One million people have now died in the U.S. because of COVID-19, according to NBC News' latest tally.
It would have been impossible to imagine that death toll just over two years ago, when the novel coronavirus began spreading around the world.
Even after the grim first wave swept through New York City in the spring of 2020, the national lockdown that followed and the surges that keep claiming lives, one million U.S. dead is still hard to grasp.
Yet here we are.
The death toll didn’t have to be this bad, and the pandemic response could have been much better handled, said Dr. Amesh Adalja, a senior scholar at the Johns Hopkins University Center for Health Security in Baltimore and spokesman for the Infectious Diseases Society of America.
“All of this is a lesson for how a country that was considered the most prepared for an infectious disease emergency or a pandemic, even if they’ve got the greatest toolbox and the greatest minds … could still end up with a horrendous death toll,” Adalja told TODAY.
“The number would be much higher if it were not for vaccines. … We would be in horrible shape.”
Americans aren’t numb to the huge number, but “it’s not necessarily something that they can wrap their minds around” because the deaths happened over two years, and people have been through so much, he added.
Mistakes from the start
Adalja believed some of the biggest mistakes happened at the start of the pandemic in early 2020, when the government chose “evasion” rather than a proactive approach, giving the virus a head start to spread, he said.
Timely and widespread testing was crucial to isolate infected people, but there were constant problems including faulty test kits, delayed test results, bottlenecks in labs and long lines at testing sites before at-home COVID tests became available. Frustratingly, testing issues have lingered, with problems continuing during the recent omicron variant surge, Adalja noted.
There’s also been minimal investment in public health infrastructure and hospital capacity, leading to recurring problems “as if this was coming out of the blue,” he added.
“The biggest mistake has been to allow politicians to be in charge of the response,” Adalja said. “We need pandemic preparedness and the CDC to be more independent.”
Impact of vaccines
The COVID-19 vaccines saved almost a quarter-million lives and prevented almost 1.2 million hospitalizations in the first six months of 2021, according to a model published in January in JAMA Network Open.

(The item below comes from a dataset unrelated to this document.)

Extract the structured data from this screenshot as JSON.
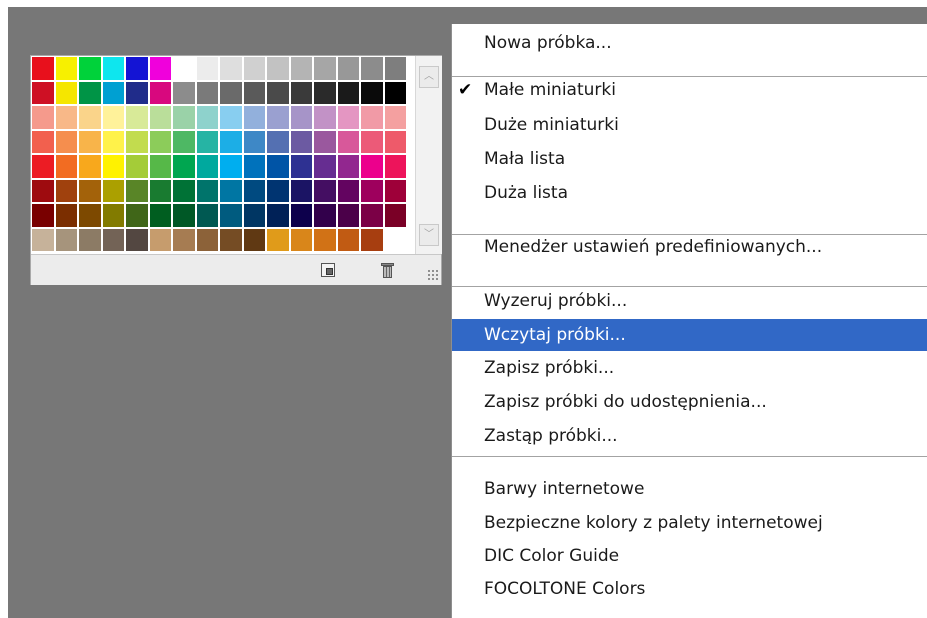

But there could have been even greater impact if more people were vaccinated, experts told NBC News.
Adalja was surprised by the vaccine hesitancy, noting it has led to many preventable deaths. Not enough people at high risk for severe COVID-19 have gotten vaccinated, he said. That’s one of the issues driving deaths now, in addition to a lack of access to treatments like Paxlovid and monoclonal antibodies, he added.
About 82% of people in the U.S. have received at least one dose of a COVID-19 vaccine, according to the Centers for Disease Control and Prevention. More than half of people in the U.S. had COVID-19 by the end of February, the CDC found after testing for specific antibodies that develop only after an infection.
The concern now is how well the vaccines will continue to prevent people from dying. A recent investigation by the Washington Post found a rise in deaths among the vaccinated, especially older adults and those who didn’t get a booster shot.
“This virus preys on the elderly — that’s what we’ve seen from the very first days of this pandemic,” Adalja said. “That’s why it’s really important for elderly people to be up to date on their vaccines and if they get sick, to contact their doctor as quickly as possible.”
More than two years after the horrendous COVID-19 death toll began in 2020, there are reasons for optimism. The virus is much more manageable now, and even when people become infected, there is less need for hospitalization, Adalja said.
“It’s unlikely to see hospitals get overwhelmed again because the population has so much immunity from infection and from vaccination, as well as access to monoclonal antibodies, antivirals and rapid tests,” he noted.
“(But) there will be more variants coming till the end of time. That’s just what coronaviruses do. … We’re not going to be back in 2019, ever.”
The goal now is to boost people who are at high risk for severe disease and develop second-generation vaccines that don’t require boosters so frequently, Adalja said.